Top of Data for this exercise

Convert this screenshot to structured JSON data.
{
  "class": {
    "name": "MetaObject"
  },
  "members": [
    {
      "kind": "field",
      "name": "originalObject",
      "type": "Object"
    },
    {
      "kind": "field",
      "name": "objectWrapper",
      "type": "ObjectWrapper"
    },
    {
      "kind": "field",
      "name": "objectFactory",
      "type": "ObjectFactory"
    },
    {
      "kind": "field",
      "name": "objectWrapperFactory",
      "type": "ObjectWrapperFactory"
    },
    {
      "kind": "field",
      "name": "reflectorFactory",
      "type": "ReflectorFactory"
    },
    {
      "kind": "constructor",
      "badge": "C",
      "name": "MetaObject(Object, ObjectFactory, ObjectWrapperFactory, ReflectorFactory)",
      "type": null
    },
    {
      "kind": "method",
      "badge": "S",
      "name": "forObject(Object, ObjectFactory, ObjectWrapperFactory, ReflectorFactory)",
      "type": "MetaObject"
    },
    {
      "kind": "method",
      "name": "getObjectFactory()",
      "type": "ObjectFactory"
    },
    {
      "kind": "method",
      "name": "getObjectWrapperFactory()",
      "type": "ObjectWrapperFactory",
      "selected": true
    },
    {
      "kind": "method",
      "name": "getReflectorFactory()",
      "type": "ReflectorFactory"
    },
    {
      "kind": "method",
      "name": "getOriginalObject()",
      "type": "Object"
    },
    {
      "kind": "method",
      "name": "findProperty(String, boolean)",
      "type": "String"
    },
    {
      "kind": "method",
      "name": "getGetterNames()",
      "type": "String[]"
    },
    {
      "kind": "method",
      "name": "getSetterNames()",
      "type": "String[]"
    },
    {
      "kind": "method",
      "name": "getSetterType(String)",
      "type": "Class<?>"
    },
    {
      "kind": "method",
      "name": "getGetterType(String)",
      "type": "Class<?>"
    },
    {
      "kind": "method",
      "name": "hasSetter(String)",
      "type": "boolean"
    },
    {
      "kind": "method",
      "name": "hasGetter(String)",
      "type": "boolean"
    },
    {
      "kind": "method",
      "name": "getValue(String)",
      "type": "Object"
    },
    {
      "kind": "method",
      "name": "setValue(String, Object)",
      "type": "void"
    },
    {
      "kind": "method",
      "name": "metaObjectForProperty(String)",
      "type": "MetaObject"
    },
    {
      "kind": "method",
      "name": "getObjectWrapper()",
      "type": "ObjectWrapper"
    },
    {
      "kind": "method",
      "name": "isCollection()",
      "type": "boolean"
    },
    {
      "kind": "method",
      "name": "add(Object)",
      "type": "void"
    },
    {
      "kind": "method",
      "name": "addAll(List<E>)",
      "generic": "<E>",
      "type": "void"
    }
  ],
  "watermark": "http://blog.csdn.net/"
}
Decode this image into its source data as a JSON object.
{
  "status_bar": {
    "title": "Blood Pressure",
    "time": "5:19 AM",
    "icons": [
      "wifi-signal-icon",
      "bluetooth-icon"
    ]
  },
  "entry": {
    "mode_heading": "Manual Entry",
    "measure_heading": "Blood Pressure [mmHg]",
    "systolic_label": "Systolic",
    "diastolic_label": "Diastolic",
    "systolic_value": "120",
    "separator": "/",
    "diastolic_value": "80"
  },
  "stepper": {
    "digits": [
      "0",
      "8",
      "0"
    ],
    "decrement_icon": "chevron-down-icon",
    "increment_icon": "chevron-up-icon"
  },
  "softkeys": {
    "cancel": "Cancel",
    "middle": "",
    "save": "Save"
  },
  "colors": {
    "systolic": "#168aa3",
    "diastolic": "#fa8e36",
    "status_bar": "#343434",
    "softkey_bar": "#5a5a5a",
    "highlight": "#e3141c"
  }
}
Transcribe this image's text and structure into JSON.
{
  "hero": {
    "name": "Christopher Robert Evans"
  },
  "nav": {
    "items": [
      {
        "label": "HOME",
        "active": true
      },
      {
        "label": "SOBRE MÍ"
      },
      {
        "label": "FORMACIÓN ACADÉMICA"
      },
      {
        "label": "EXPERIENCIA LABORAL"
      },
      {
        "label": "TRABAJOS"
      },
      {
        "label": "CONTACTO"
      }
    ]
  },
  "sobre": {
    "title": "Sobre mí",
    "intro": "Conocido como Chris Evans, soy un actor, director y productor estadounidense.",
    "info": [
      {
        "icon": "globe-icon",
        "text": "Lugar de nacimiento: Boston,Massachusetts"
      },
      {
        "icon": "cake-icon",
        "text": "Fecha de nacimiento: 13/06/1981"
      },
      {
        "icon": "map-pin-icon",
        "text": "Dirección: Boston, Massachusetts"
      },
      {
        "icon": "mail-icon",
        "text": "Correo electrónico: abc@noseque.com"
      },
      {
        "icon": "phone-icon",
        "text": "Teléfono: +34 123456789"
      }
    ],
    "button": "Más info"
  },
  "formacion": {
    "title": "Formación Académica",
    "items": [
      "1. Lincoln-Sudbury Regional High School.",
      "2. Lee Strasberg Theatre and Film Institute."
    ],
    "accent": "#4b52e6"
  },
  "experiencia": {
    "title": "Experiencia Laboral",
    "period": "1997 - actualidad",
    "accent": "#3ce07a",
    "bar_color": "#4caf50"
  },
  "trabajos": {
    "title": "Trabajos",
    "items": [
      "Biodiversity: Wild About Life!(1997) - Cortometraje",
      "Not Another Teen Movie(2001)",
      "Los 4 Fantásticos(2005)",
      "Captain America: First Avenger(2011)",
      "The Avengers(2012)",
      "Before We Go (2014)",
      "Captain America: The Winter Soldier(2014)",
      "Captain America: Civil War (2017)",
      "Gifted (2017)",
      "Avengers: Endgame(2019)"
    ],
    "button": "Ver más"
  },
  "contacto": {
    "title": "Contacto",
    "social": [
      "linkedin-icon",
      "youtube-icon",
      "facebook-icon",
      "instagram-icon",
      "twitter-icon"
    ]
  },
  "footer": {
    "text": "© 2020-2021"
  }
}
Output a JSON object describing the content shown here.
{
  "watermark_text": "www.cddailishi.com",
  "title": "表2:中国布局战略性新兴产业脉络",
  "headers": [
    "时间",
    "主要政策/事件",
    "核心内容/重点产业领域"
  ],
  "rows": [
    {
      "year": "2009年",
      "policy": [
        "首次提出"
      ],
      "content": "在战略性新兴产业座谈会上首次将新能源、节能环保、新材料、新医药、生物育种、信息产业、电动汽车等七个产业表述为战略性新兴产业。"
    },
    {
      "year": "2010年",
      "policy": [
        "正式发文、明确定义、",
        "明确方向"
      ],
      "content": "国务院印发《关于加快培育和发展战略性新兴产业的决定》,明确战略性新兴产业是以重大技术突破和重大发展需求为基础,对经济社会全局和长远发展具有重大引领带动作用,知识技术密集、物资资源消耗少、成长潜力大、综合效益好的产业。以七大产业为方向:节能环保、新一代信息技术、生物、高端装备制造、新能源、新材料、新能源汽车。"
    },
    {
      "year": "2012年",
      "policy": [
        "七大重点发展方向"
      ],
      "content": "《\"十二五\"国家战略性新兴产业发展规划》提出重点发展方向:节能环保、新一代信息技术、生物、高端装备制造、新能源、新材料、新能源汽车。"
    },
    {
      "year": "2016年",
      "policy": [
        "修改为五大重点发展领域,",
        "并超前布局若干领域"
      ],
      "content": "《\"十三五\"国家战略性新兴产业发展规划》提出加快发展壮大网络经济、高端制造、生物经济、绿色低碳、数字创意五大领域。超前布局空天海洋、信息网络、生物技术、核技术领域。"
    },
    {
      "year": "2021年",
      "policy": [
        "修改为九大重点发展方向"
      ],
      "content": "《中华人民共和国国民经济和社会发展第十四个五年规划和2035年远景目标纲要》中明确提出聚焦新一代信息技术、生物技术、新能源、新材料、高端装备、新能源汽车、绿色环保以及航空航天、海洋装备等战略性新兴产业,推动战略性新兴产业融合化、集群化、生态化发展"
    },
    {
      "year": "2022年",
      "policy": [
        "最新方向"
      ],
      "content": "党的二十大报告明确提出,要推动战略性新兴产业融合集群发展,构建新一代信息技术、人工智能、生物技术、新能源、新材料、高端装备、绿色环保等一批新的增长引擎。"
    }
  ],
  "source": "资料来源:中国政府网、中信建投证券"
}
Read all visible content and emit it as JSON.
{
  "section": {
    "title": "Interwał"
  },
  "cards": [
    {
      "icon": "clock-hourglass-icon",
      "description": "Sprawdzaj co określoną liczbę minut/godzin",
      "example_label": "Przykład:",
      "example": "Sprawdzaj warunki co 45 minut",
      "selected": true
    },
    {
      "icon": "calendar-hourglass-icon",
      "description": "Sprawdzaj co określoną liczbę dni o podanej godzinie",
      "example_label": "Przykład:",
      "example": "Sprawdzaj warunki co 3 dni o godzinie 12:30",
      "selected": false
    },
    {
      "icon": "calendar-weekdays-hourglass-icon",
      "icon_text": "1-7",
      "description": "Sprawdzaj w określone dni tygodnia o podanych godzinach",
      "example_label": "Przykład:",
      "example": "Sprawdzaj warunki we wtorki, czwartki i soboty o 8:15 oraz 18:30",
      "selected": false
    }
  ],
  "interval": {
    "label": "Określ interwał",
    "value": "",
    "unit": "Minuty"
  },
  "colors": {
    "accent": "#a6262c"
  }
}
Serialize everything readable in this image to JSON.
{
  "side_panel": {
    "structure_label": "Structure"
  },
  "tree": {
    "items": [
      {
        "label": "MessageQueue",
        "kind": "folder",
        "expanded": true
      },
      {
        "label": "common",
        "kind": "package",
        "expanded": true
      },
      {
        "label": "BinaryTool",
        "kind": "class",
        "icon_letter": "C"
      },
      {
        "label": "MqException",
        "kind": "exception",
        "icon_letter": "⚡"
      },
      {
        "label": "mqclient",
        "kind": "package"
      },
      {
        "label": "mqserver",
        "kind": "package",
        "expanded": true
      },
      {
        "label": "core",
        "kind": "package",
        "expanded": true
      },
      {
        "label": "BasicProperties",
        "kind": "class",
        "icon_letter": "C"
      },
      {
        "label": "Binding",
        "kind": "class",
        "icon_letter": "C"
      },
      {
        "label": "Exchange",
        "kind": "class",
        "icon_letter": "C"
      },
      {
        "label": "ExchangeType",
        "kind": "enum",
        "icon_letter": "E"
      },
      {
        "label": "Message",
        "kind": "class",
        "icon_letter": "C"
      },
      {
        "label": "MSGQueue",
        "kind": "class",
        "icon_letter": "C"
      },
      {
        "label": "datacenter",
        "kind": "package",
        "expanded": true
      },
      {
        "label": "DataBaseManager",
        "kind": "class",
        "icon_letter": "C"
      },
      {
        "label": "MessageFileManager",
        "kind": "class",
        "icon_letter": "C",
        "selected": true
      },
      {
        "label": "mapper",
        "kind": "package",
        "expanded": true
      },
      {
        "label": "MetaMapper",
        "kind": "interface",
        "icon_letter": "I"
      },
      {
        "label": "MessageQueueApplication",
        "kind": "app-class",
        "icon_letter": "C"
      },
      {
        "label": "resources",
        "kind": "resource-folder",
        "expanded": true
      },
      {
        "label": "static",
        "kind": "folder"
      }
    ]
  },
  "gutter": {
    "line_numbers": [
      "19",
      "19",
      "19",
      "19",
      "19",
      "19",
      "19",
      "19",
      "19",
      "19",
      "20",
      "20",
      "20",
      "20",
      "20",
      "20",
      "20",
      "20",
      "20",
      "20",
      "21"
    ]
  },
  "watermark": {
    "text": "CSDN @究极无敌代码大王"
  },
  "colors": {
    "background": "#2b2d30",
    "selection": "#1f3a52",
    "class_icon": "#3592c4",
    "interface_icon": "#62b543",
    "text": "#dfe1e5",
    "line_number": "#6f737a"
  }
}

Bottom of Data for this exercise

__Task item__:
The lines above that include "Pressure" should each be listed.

__Response to this exercise__:
    "title": "Blood Pressure",
    "measure_heading": "Blood Pressure [mmHg]",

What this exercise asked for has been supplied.